- [TASK OBJECTIVE]: From the entries, return every line where the string "long" shows up.

[Records drawn from a dataset]
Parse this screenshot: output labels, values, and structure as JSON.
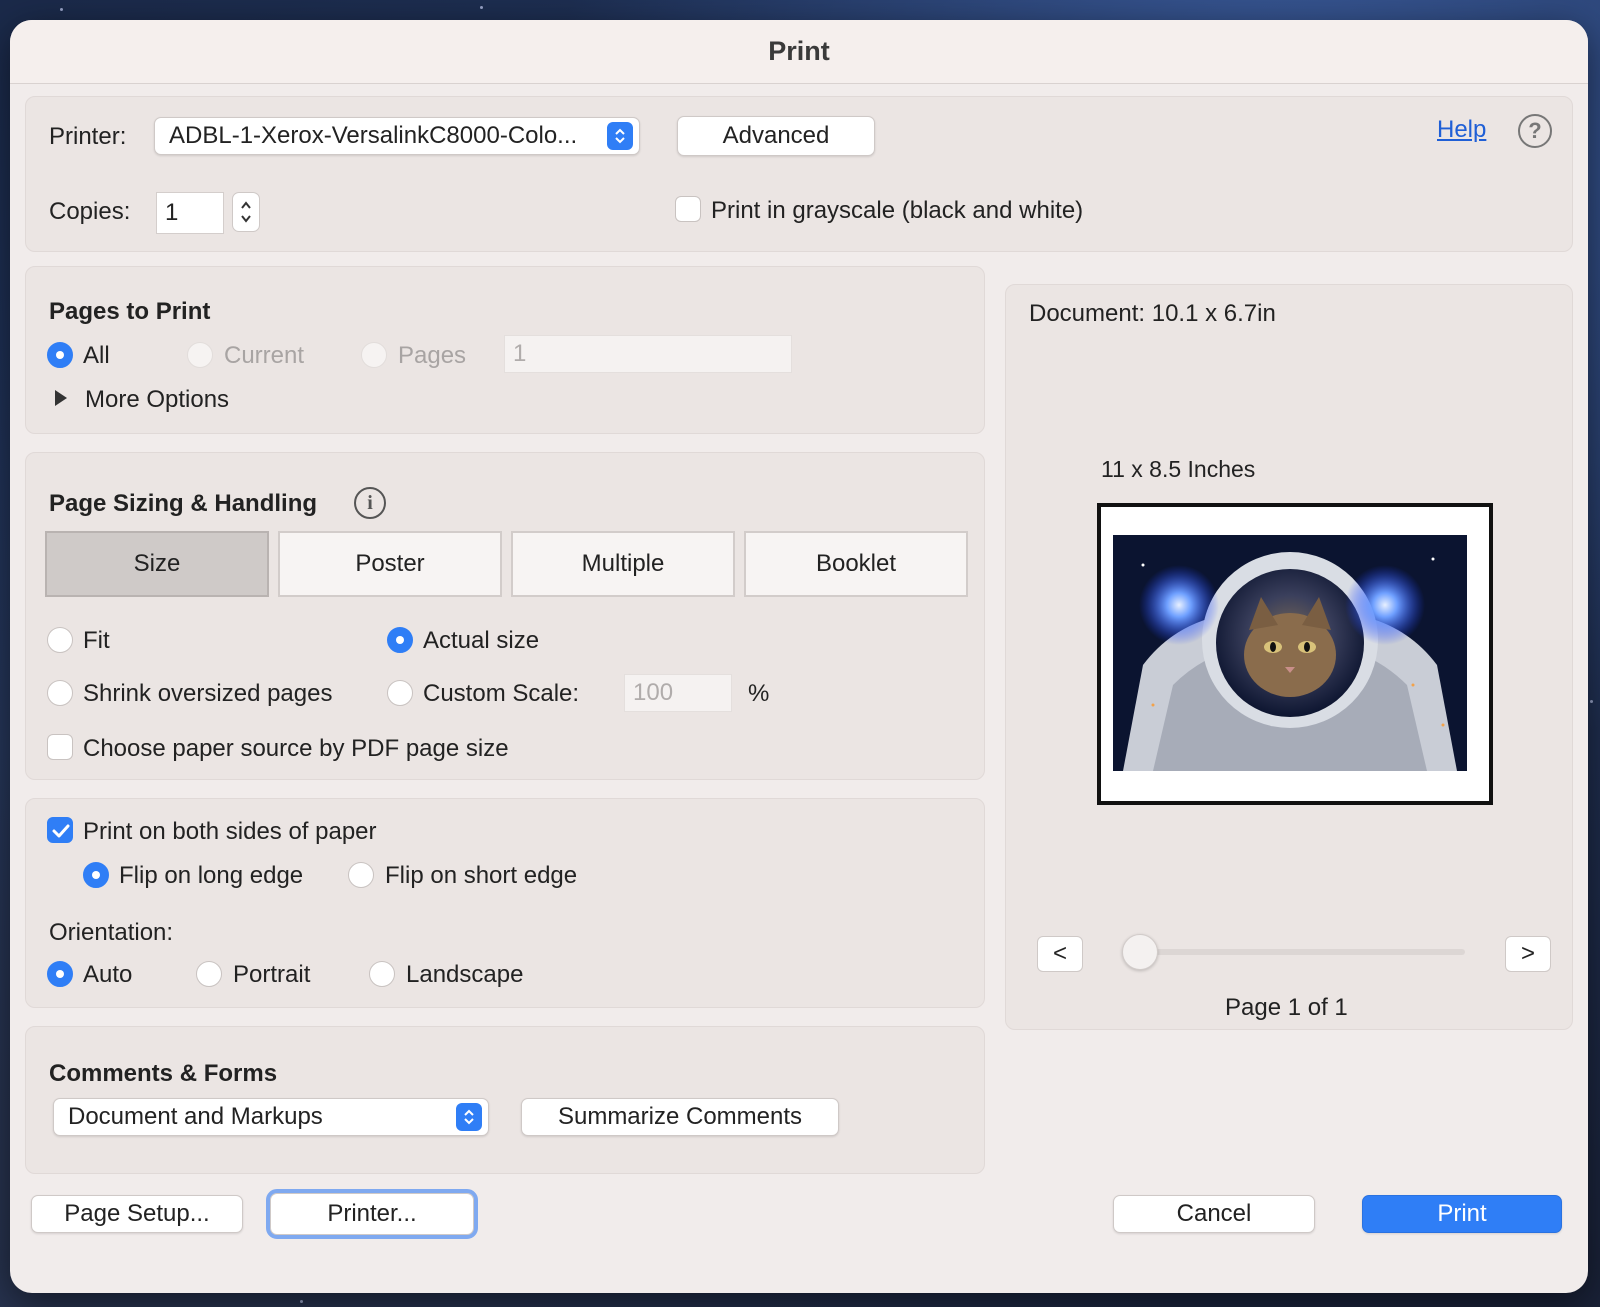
{
  "dialog": {
    "title": "Print"
  },
  "printer": {
    "label": "Printer:",
    "selected": "ADBL-1-Xerox-VersalinkC8000-Colo...",
    "advanced_label": "Advanced",
    "help_label": "Help",
    "copies_label": "Copies:",
    "copies_value": "1",
    "grayscale_label": "Print in grayscale (black and white)",
    "grayscale_checked": false
  },
  "pages_to_print": {
    "heading": "Pages to Print",
    "all_label": "All",
    "current_label": "Current",
    "pages_label": "Pages",
    "pages_value": "1",
    "selected": "All",
    "more_options_label": "More Options"
  },
  "page_sizing": {
    "heading": "Page Sizing & Handling",
    "tabs": [
      "Size",
      "Poster",
      "Multiple",
      "Booklet"
    ],
    "selected_tab": "Size",
    "fit_label": "Fit",
    "actual_size_label": "Actual size",
    "shrink_label": "Shrink oversized pages",
    "custom_scale_label": "Custom Scale:",
    "custom_scale_value": "100",
    "percent_label": "%",
    "paper_source_label": "Choose paper source by PDF page size",
    "selected_option": "Actual size"
  },
  "duplex": {
    "both_sides_label": "Print on both sides of paper",
    "both_sides_checked": true,
    "long_edge_label": "Flip on long edge",
    "short_edge_label": "Flip on short edge",
    "selected_flip": "Flip on long edge",
    "orientation_label": "Orientation:",
    "auto_label": "Auto",
    "portrait_label": "Portrait",
    "landscape_label": "Landscape",
    "selected_orientation": "Auto"
  },
  "comments_forms": {
    "heading": "Comments & Forms",
    "selected": "Document and Markups",
    "summarize_label": "Summarize Comments"
  },
  "preview": {
    "document_size": "Document: 10.1 x 6.7in",
    "paper_size": "11 x 8.5 Inches",
    "prev_label": "<",
    "next_label": ">",
    "page_indicator": "Page 1 of 1",
    "slider_position": 0
  },
  "footer": {
    "page_setup_label": "Page Setup...",
    "printer_label": "Printer...",
    "cancel_label": "Cancel",
    "print_label": "Print"
  },
  "colors": {
    "accent": "#2f7ef6",
    "dialog_bg": "#f1eceb",
    "panel_bg": "#ebe5e3"
  }
}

- [SOLUTION FOR THIS TASK]:
    "long_edge_label": "Flip on long edge",
    "selected_flip": "Flip on long edge",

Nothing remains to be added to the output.